Violence against women and children is all too familiar in many of the places we work. This is no different in Trinidad and Tobago. In 2014, PSI-Caribbean (PSI-C) had the opportunity to pilot a gender-based violence (GBV) prevention program through a partnership with Indrani Goradia of Indrani’s Light Foundation and co-founder of the Maverick Collective.Read More ›
The following post comes from the PSI Caribbean team.
On June 18th, 2013, PSI Caribbean and The Caribbean Broadcast Media Partnership on HIV/AIDS, launched a regional radio contest encouraging the Caribbean youth to submit songs that have messages to combat the HIV/AIDS infection and stigma across the reason.

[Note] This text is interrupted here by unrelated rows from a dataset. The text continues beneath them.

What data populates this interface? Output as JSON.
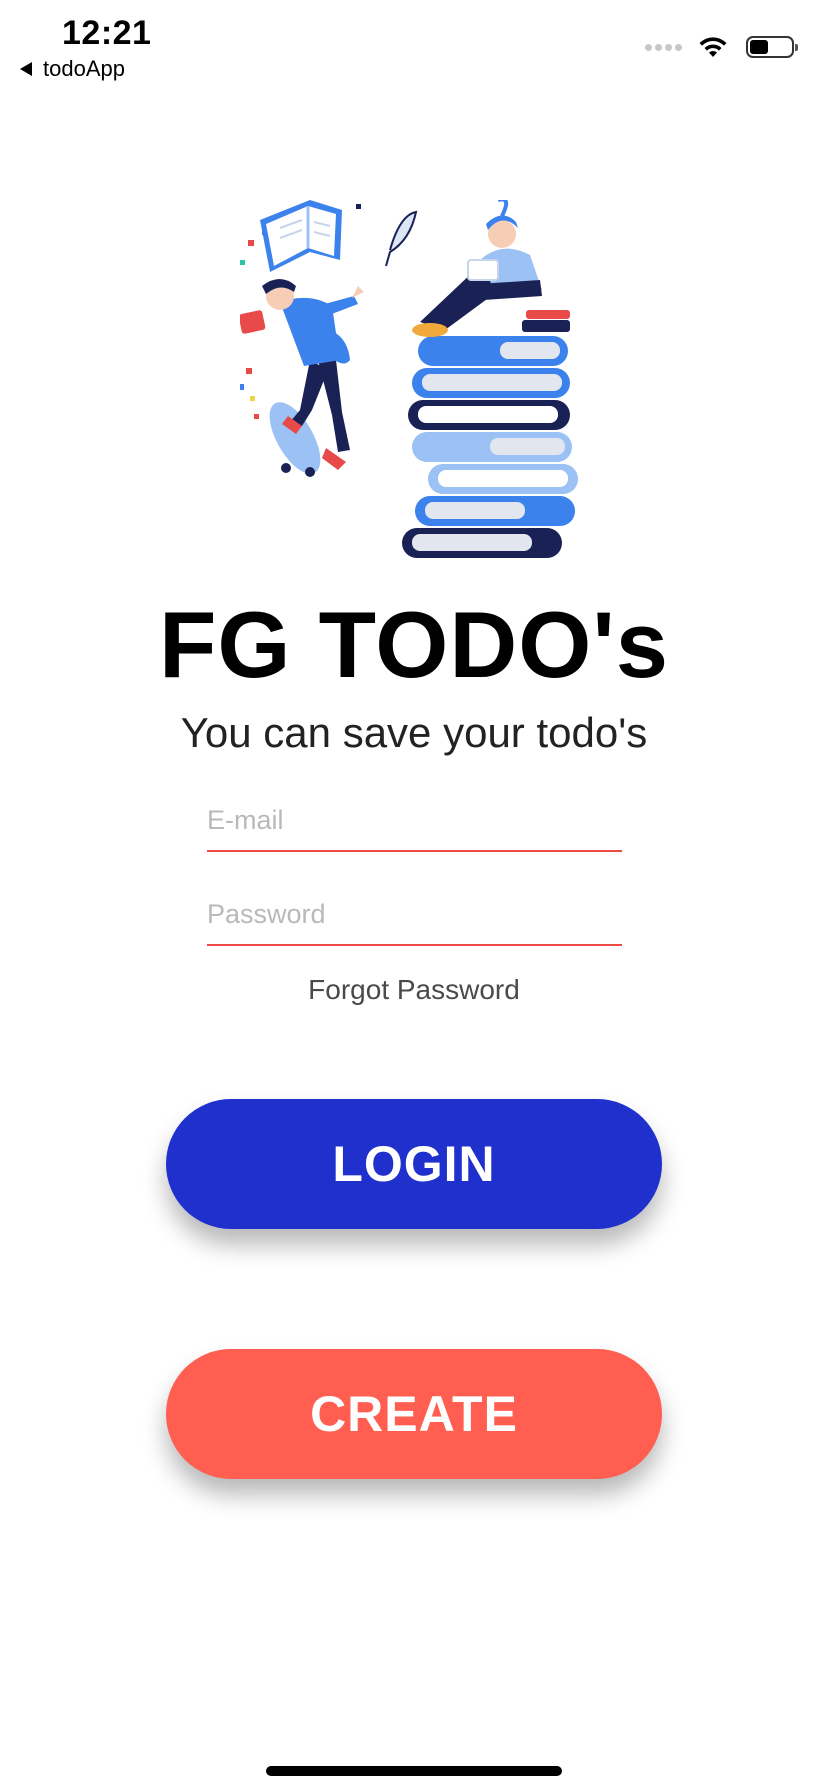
{
  "status_bar": {
    "time": "12:21",
    "back_app": "todoApp",
    "battery_level": 0.45
  },
  "app": {
    "title": "FG TODO's",
    "subtitle": "You can save your todo's"
  },
  "form": {
    "email_placeholder": "E-mail",
    "email_value": "",
    "password_placeholder": "Password",
    "password_value": "",
    "forgot_label": "Forgot Password"
  },
  "buttons": {
    "login_label": "LOGIN",
    "create_label": "CREATE"
  },
  "colors": {
    "login_button": "#1f30cd",
    "create_button": "#ff5e50",
    "input_underline": "#ef4b46",
    "illustration_blue": "#3c82ec",
    "illustration_light_blue": "#9bc1f5",
    "illustration_navy": "#1a2255"
  },
  "icons": {
    "back": "back-chevron-icon",
    "signal": "cellular-signal-icon",
    "wifi": "wifi-icon",
    "battery": "battery-icon"
  }
}
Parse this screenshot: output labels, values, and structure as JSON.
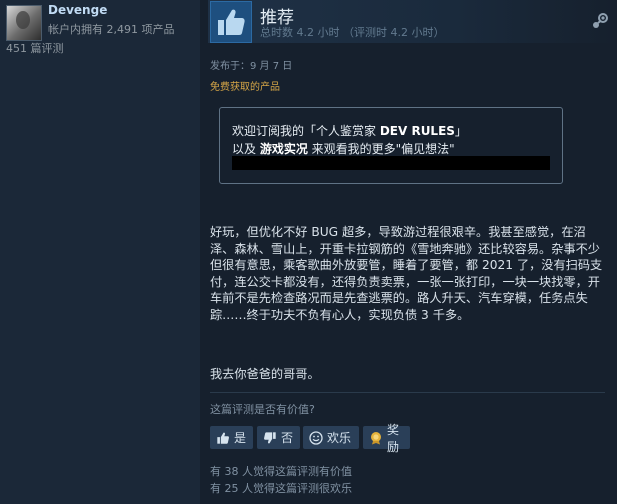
{
  "author": {
    "name": "Devenge",
    "products_owned": "帐户内拥有 2,491 项产品",
    "reviews_count": "451 篇评测"
  },
  "review": {
    "verdict": "推荐",
    "hours": "总时数 4.2 小时  （评测时 4.2 小时）",
    "posted": "发布于：9 月 7 日",
    "free_tag": "免费获取的产品",
    "curator": {
      "line1_pre": "欢迎订阅我的「个人鉴赏家 ",
      "line1_bold": "DEV RULES",
      "line1_post": "」",
      "line2_pre": "以及 ",
      "line2_bold": "游戏实况",
      "line2_post": " 来观看我的更多\"偏见想法\""
    },
    "body": "好玩，但优化不好 BUG 超多，导致游过程很艰辛。我甚至感觉，在沼泽、森林、雪山上，开重卡拉钢筋的《雪地奔驰》还比较容易。杂事不少但很有意思，乘客歌曲外放要管，睡着了要管，都 2021 了，没有扫码支付，连公交卡都没有，还得负责卖票，一张一张打印，一块一块找零，开车前不是先检查路况而是先查逃票的。路人升天、汽车穿模，任务点失踪……终于功夫不负有心人，实现负债 3 千多。",
    "sign_off": "我去你爸爸的哥哥。"
  },
  "feedback": {
    "question": "这篇评测是否有价值?",
    "yes_label": "是",
    "no_label": "否",
    "funny_label": "欢乐",
    "award_label": "奖励",
    "helpful_stat": "有 38 人觉得这篇评测有价值",
    "funny_stat": "有 25 人觉得这篇评测很欢乐"
  },
  "colors": {
    "background": "#1b2838",
    "panel": "#16202d",
    "free_tag": "#d6a647",
    "button": "#2a3f58",
    "thumb": "#1e4f7f"
  },
  "icons": [
    "thumbs-up-icon",
    "steam-icon",
    "thumbs-down-icon",
    "smiley-icon",
    "award-icon"
  ]
}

The contest drew attention from the following countries: Antigua and Barbuda, Barbados, Dominican Republic, Jamaica, St.Vincent & the Grenadines, St. Lucia and Suriname with a total of 27 entries.
The winner? The Jamaica Youth Theater crew (see video above)
The Jamaica Youth Theatre is a group of talented young people ranging from the age of 13 to 20 years old. These youth are recruited from several secondary schools all over Jamaica, each with a burning passion for theatre. The Jamaican Youth Theatre was formed in 2004 as the performing arm of the Schools’ Drama Festival of Jamaica.Read More ›
In 2010 PSI/Caribbean (PSI/C) saw the gap in noncommunicable disease prevention programming and took the opportunity to integrate NCD prevention into it’s sexual and reproductive health (SRH) service delivery program.
With the support of International Planned Parenthood Affiliates in Antigua & Barbuda, Belize, Dominica, St Lucia, St Vincent & the Grenadines and Trinidad & Tobago, PSI/C launched a referral card system at IPPF clinics to support the uptake of services by our target populations including Youth-atRisk, Males-at-Risk, Females-at-Risk and the Uniformed Population.
In Suriname, PSI/C has partnered with IPPF Affiliate, Stichting Lobi to support service delivery by paying the operational costs of the mobile unit that is used to reach target populations in distant areas or those without medical insurance.Read More ›
Leana is a 16 year-old high school student living in Port of Spain, Trinidad. She is very trendy, and likes to go to out to bars with her friends. She has an older boyfriend Shaka that drives a small bus. Last Saturday, at one of her favorite bars, Leana ran into a girl, Kiara, who grew up in her neighborhood. Kiara talked to Leana and her friends about safe sex and condom use, and did some activities with them.
Leana enjoyed the activities, but didn’t think much about them until later, when her friend Narissa told her that she had gone with Kiara to a clinic to get tested for STIs. Narissa suggested to Leana that she should get tested too. Leana was a bit hesitant to get tested, but when she ran into Kiara at a party a few weeks later, she asked her about getting tested for STIs. Kiara encouraged her to get tested and said that she could take her to the clinic. Kiara even gave her a referral card that she could use at the clinic to access the services for free. Today, Leana and Kiara are going to the clinic together, this is Leana’s first time accessing sexual and reproductive health services.
Leana, Kiara, Narissa and Shaka are all fictional characters, but their story is real. PSI Caribbean (PSI/C), with funding from the German Development Bank (KfW), works with partnering clinics and Behavior Change Communication (BCC) educators to ensure that at-risk populations across the Caribbean, have access to at least four family planning methods, as well as access to other sexual reproductive health services, such as cervical and breast cancer screening.Read More ›